Start of Block

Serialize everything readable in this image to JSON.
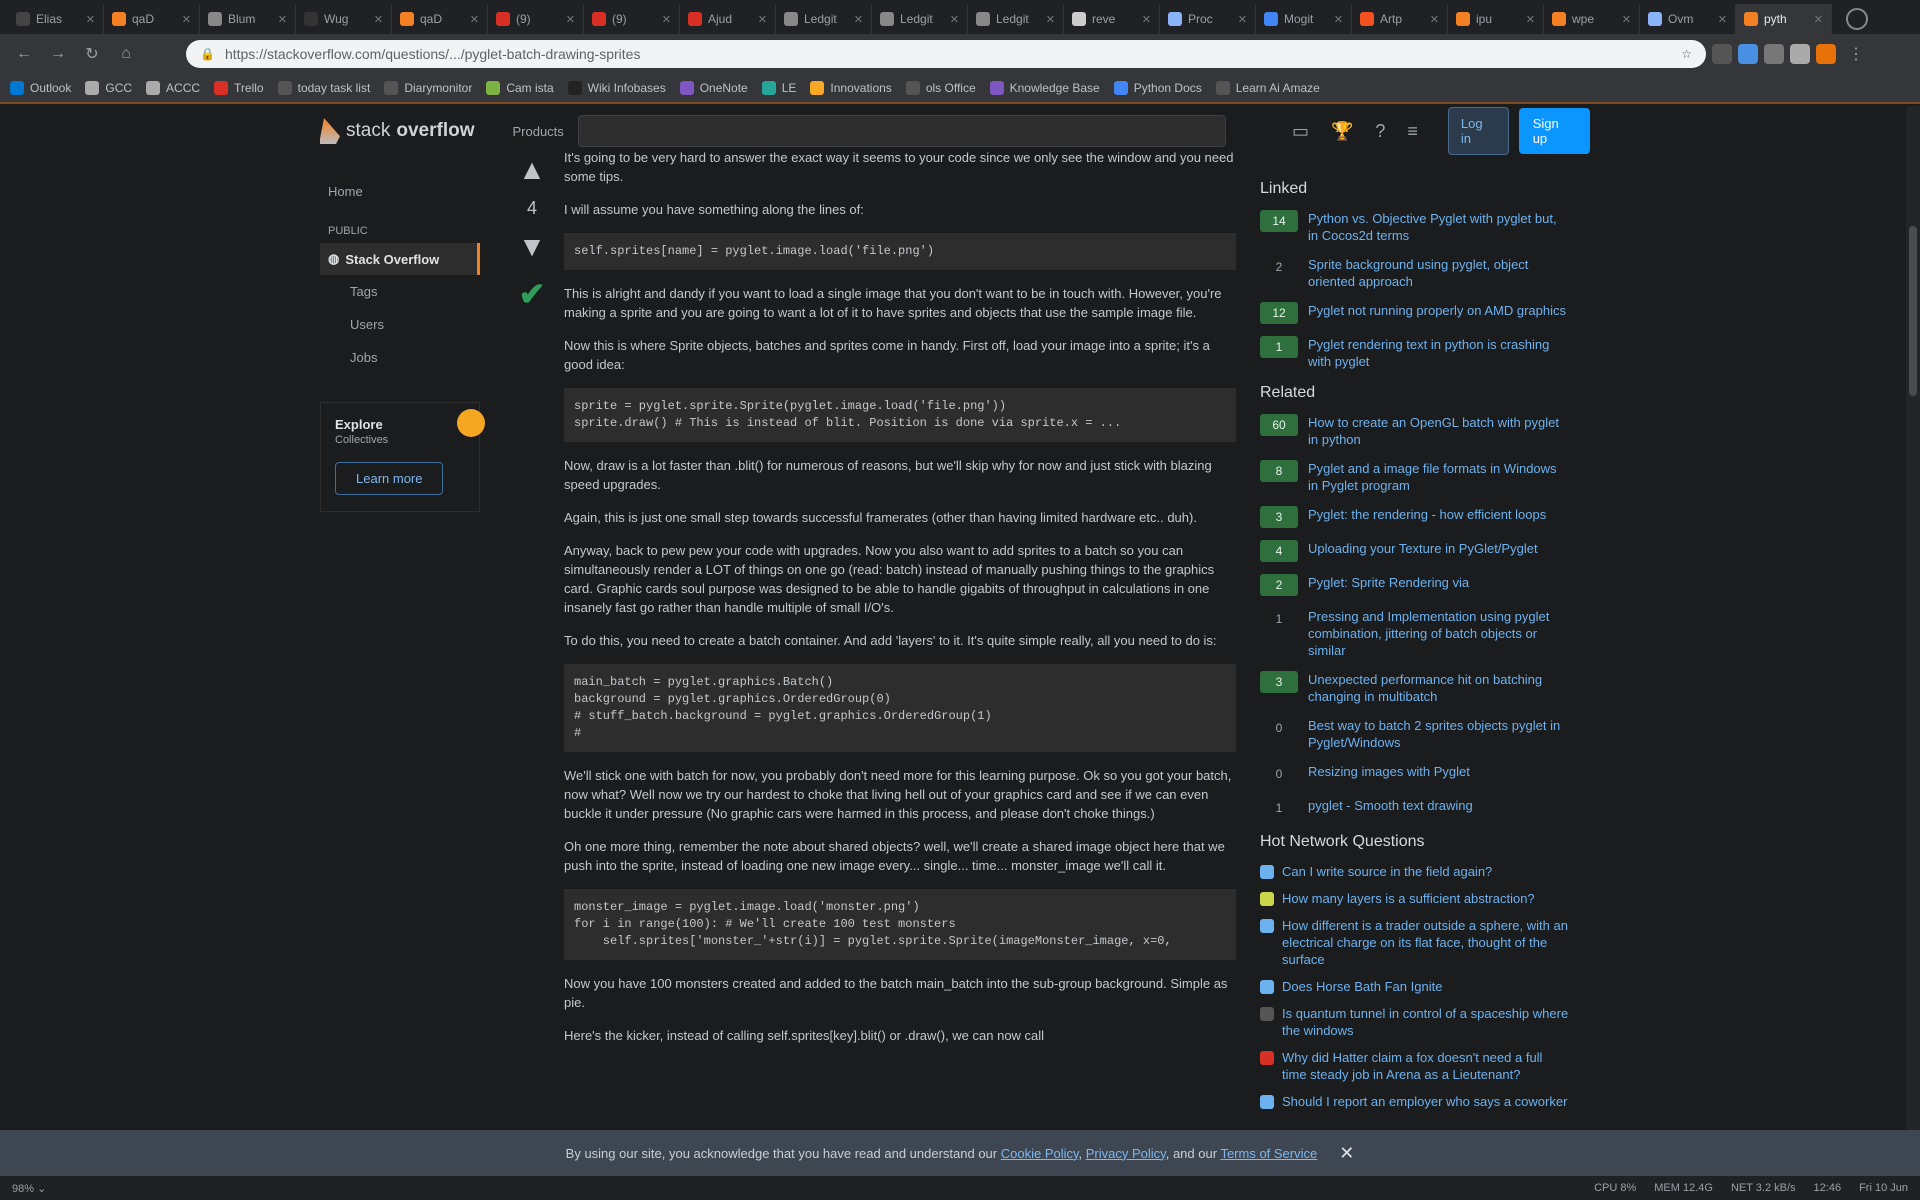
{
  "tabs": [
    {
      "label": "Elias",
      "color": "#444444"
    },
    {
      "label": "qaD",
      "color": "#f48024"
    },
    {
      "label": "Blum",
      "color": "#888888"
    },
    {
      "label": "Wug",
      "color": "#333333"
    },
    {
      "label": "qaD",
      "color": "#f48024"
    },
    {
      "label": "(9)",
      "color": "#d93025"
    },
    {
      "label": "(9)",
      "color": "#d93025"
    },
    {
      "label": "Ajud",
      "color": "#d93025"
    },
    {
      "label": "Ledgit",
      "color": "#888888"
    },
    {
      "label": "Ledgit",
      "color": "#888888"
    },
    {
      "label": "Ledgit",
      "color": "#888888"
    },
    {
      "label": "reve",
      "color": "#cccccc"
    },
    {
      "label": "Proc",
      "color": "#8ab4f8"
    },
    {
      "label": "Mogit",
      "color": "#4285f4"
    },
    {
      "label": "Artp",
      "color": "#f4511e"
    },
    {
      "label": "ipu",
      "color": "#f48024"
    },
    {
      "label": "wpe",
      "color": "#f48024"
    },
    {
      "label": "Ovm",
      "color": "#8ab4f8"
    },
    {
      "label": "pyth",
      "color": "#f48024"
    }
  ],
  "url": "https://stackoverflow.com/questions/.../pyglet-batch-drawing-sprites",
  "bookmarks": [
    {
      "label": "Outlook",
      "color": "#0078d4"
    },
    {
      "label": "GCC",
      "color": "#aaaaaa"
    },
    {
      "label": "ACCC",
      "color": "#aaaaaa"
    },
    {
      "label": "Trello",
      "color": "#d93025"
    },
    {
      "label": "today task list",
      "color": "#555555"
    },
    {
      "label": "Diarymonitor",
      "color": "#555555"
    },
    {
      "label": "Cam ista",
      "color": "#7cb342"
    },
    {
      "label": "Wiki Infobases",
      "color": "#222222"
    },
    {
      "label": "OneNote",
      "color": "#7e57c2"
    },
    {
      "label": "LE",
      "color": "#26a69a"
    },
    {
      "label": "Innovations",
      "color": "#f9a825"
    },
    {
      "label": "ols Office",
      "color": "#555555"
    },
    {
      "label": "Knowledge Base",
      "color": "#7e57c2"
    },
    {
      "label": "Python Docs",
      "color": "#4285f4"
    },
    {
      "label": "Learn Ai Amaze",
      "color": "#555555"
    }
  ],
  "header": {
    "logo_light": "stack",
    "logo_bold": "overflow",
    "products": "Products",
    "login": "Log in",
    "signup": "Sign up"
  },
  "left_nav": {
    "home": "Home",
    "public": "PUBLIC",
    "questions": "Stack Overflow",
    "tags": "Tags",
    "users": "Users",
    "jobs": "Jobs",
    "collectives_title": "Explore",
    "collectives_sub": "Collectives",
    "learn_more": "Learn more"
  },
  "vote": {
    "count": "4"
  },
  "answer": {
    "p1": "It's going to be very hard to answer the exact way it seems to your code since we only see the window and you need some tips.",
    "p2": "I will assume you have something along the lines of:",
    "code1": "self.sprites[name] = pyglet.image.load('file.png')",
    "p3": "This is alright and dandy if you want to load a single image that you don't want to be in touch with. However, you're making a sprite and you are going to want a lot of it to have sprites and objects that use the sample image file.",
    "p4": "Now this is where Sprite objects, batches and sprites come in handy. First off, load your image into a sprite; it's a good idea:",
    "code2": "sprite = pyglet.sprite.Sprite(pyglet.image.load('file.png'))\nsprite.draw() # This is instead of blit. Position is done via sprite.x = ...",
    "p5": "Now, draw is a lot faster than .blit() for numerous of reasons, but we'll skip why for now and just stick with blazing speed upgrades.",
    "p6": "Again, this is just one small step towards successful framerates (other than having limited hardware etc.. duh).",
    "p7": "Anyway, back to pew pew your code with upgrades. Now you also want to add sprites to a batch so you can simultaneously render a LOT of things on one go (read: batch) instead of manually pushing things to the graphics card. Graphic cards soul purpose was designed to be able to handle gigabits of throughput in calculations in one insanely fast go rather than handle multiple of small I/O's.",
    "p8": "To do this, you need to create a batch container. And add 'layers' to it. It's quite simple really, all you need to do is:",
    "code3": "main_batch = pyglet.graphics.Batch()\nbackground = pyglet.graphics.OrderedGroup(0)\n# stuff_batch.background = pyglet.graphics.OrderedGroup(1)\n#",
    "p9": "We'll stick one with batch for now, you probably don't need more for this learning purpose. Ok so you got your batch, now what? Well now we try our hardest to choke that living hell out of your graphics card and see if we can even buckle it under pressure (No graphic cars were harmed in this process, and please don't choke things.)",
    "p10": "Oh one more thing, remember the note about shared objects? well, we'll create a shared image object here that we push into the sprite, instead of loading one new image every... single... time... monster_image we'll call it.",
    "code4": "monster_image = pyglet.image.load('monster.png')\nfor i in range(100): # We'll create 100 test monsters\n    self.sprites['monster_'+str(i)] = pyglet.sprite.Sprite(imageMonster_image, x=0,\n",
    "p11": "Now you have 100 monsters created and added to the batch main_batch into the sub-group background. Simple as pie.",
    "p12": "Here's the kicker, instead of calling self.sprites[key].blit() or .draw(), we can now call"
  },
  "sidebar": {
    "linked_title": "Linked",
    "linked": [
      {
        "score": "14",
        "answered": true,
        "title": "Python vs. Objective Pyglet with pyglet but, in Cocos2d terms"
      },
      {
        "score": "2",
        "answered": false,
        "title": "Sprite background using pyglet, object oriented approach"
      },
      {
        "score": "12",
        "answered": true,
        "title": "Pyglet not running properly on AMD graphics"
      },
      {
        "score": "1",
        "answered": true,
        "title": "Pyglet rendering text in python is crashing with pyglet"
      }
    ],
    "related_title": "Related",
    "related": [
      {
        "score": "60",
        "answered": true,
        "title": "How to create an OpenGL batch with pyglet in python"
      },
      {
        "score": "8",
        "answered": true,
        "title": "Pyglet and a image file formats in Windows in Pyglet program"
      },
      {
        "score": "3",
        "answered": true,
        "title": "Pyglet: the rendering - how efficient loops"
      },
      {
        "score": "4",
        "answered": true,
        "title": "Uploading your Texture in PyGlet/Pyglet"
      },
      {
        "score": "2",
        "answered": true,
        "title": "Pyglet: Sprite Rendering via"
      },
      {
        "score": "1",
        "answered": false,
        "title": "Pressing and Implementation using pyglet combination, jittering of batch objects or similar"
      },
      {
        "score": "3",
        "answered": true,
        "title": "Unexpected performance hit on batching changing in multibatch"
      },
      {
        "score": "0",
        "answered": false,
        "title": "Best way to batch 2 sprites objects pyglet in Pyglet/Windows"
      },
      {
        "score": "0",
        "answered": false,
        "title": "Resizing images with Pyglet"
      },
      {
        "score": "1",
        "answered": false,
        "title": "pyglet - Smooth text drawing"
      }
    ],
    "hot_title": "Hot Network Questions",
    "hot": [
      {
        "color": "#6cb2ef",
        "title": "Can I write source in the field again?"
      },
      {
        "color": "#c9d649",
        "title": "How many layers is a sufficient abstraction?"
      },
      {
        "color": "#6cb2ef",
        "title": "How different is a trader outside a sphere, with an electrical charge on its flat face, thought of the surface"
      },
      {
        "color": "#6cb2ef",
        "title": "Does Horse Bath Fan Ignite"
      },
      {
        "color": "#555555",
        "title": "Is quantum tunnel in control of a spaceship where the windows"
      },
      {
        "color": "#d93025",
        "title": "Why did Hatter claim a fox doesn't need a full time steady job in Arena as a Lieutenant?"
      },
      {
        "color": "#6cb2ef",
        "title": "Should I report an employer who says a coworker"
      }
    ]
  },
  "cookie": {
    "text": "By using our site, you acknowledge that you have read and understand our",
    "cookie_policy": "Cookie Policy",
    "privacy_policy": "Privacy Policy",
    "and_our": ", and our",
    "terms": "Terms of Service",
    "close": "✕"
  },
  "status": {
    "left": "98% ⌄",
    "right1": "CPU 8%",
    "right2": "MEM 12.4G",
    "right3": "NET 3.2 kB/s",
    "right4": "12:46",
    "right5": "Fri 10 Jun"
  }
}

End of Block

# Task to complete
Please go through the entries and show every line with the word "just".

# Exercise answer
    "p5": "Now, draw is a lot faster than .blit() for numerous of reasons, but we'll skip why for now and just stick with blazing speed upgrades.",
    "p6": "Again, this is just one small step towards successful framerates (other than having limited hardware etc.. duh).",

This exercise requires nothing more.